# [Assignment]
Scan the lines below for "battery" and copy the matches.
—————
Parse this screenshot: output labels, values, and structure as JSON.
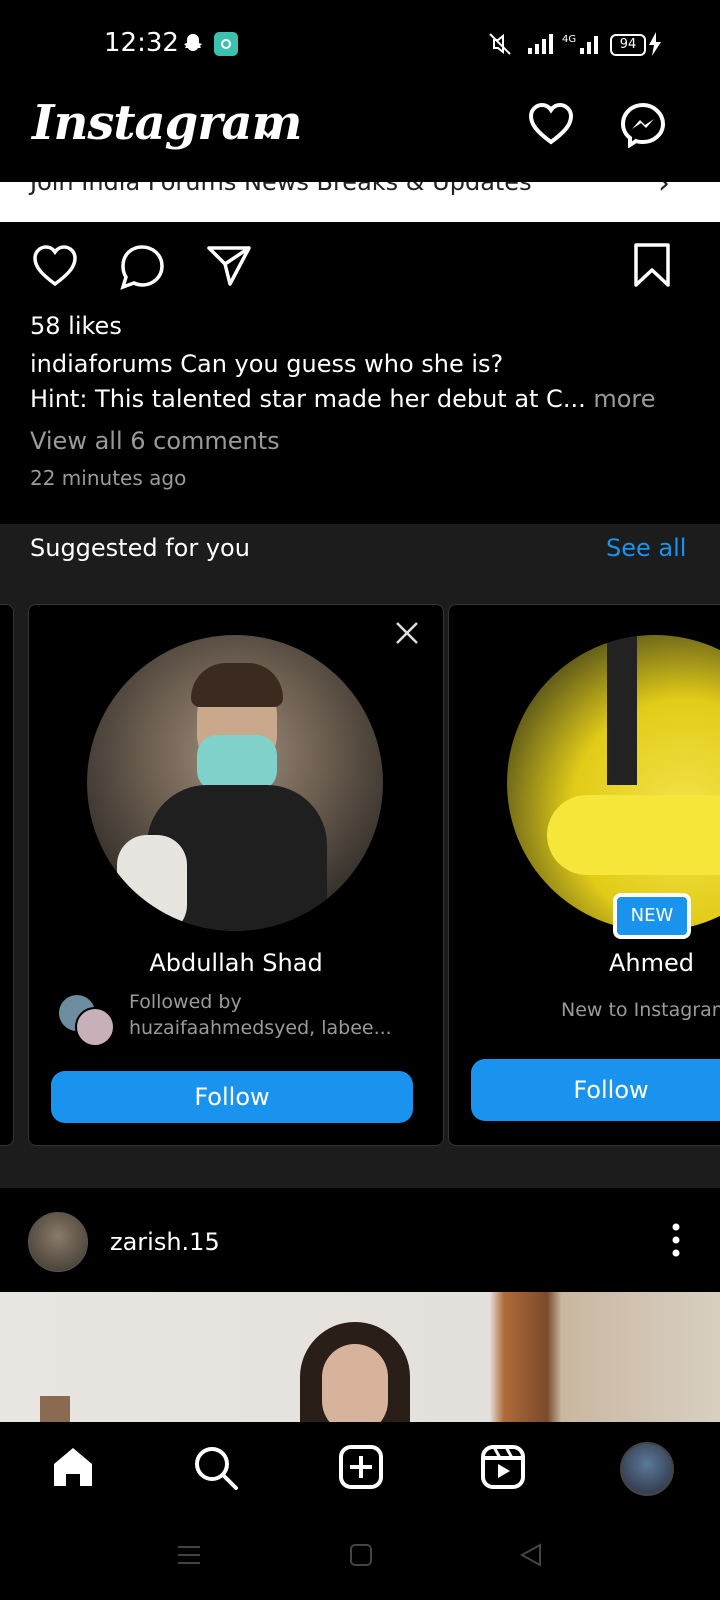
{
  "status_bar": {
    "time": "12:32",
    "battery": "94",
    "network": "4G"
  },
  "header": {
    "logo": "Instagram",
    "dropdown_icon": "chevron-down-icon"
  },
  "ad": {
    "text": "Join India Forums News Breaks & Updates"
  },
  "post": {
    "likes": "58 likes",
    "caption_user": "indiaforums",
    "caption_line1": "Can you guess who she is?",
    "caption_line2": "Hint: This talented star made her debut at C...",
    "more": "more",
    "comments_link": "View all 6 comments",
    "time": "22 minutes ago"
  },
  "suggested": {
    "title": "Suggested for you",
    "see_all": "See all",
    "cards": [
      {
        "name": "Abdullah Shad",
        "sub_label": "Followed by",
        "sub_names": "huzaifaahmedsyed, labee...",
        "button": "Follow"
      },
      {
        "name": "Ahmed",
        "badge": "NEW",
        "sub": "New to Instagram",
        "button": "Follow"
      }
    ]
  },
  "next_post": {
    "username": "zarish.15"
  },
  "colors": {
    "accent": "#1a93ef",
    "background": "#000000",
    "panel": "#1c1c1c"
  }
}
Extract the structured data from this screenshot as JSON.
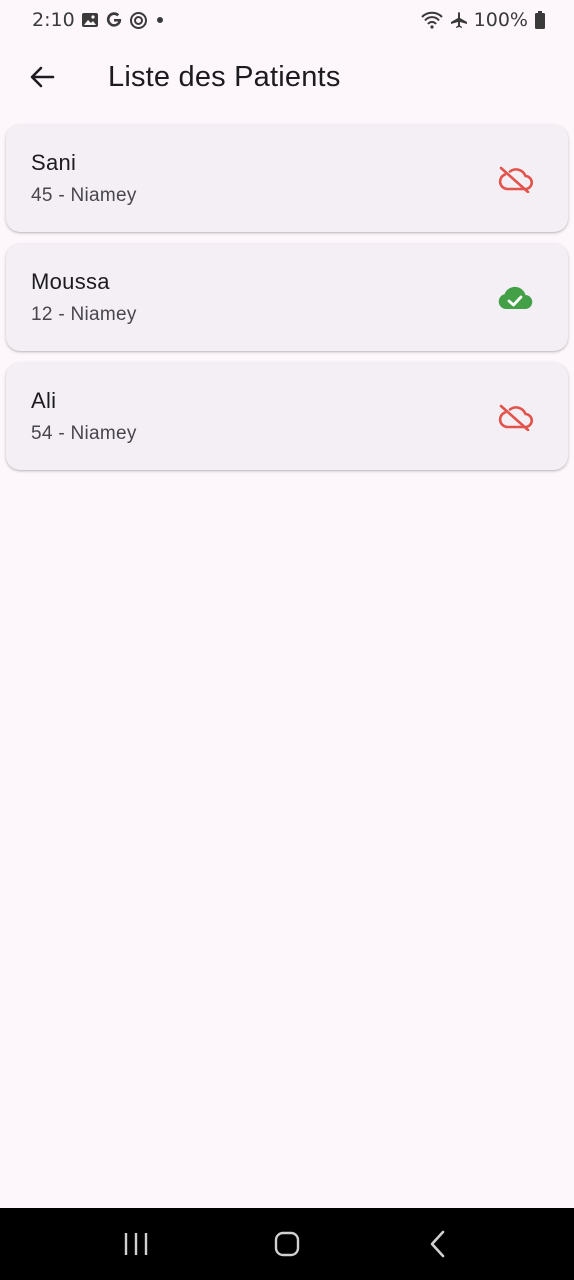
{
  "status_bar": {
    "time": "2:10",
    "battery": "100%",
    "left_icons": [
      "image-icon",
      "google-icon",
      "target-icon",
      "dot-icon"
    ],
    "right_icons": [
      "wifi-icon",
      "airplane-icon",
      "battery-icon"
    ]
  },
  "app_bar": {
    "title": "Liste des Patients",
    "back_icon": "arrow-left-icon"
  },
  "patients": [
    {
      "name": "Sani",
      "info": "45 - Niamey",
      "sync_status": "cloud-off-icon",
      "status_color": "#e2534c"
    },
    {
      "name": "Moussa",
      "info": "12 - Niamey",
      "sync_status": "cloud-done-icon",
      "status_color": "#43a047"
    },
    {
      "name": "Ali",
      "info": "54 - Niamey",
      "sync_status": "cloud-off-icon",
      "status_color": "#e2534c"
    }
  ],
  "nav_bar": {
    "buttons": [
      "recent-apps-icon",
      "home-icon",
      "back-icon"
    ]
  },
  "colors": {
    "background": "#fdf7fc",
    "card": "#f3eff4",
    "error": "#e2534c",
    "success": "#43a047"
  }
}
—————
# [Answer section]
    "battery": "94",
    "battery": "100%",
      "battery-icon"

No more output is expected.